In my experience, people called "Nicky", both men and women, are invariably spirited, active and upbeat. The education secretary is no exception and I was not at all surprised when one of her first decisions was to ask teachers how she could help. A Nicky instinctively does that kind of thing.
But the problem for Nicky Morgan is that she is trapped in a completely non-Nicky situation. I sense that she would love to set teachers free from their shackles and inject a freer and more creative spirit into schools. But the reality is that she has been handed a rather quaint script - a 1950s pastiche - and told to run with it.
This week illustrates her situation perfectly. She doubtless hopes that her response to the Workload Challenge will encourage a thawing of relations between teachers and government. But just prior to the announcement, the prime minister pulled the rug by delivering another highly insulting "sort it out or we'll turn you into academies" speech.
David Cameron followed this up by repeating that devious little government claim that the schools budget would "remain protected" should the Conservatives win the general election. All who work in a state school (or who have lost their job at one, owing to the cuts) know this to be a gross misrepresentation.
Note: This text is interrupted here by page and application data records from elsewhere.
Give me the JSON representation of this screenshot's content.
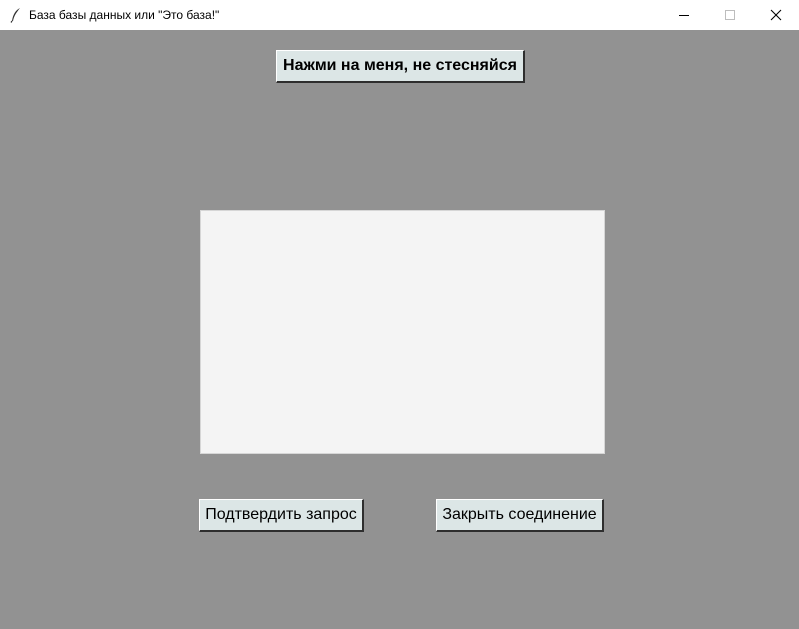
{
  "window": {
    "title": "База базы данных или \"Это база!\"",
    "icon": "feather-icon",
    "controls": {
      "minimize_icon": "minimize-icon",
      "maximize_icon": "maximize-icon",
      "close_icon": "close-icon"
    }
  },
  "main": {
    "top_button_label": "Нажми на меня, не стесняйся",
    "query_text": "",
    "confirm_button_label": "Подтвердить запрос",
    "close_connection_button_label": "Закрыть соединение"
  },
  "colors": {
    "background": "#929292",
    "button_face": "#dce6e6",
    "text_area_bg": "#f4f4f4",
    "titlebar_bg": "#ffffff"
  }
}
So, far from inducing a thaw, Nicky Morgan and Nick Clegg's response to the survey arrived in sub-zero temperatures. It is indicative of the fundamental problem with the Workload Challenge: the Workload Context.
Without such a negative context teachers might be a little more generous towards the proposals. The decision to consult headteachers more thoroughly over the practicalities of reform is plainly sensible - even if many stable horses have already bolted.
Welcome, too, is the idea of Ofsted no longer encouraging "faddism" in the classroom - even though, with no hint of irony, the inspectorate has now flagged up "music" as something it will be looking at more closely.
Similarly, plans to give more notice of forthcoming changes and to research how to avoid drowning teachers in data tasks would surely earn applause, were it not for the aforementioned context. And by "context" I do not just mean the backcloth of empty and often rude rhetoric.
I am instead thinking of those three great scars on the educational landscape, which cause school leaders and teachers to feel such immense and undue pressure, and to work those excessive hours: league tables; an inspection system based on fear rather than formative support; and a similarly stress-inducing, unfair and unworkable performance-pay system.
The whole landscape must change for teachers to feel positively about workload - and, incidentally, for children to take more responsibility for how they perform. This should be Nicky's next challenge.
Stephen Petty is head of humanities at Lord Williams's School in Thame, Oxfordshire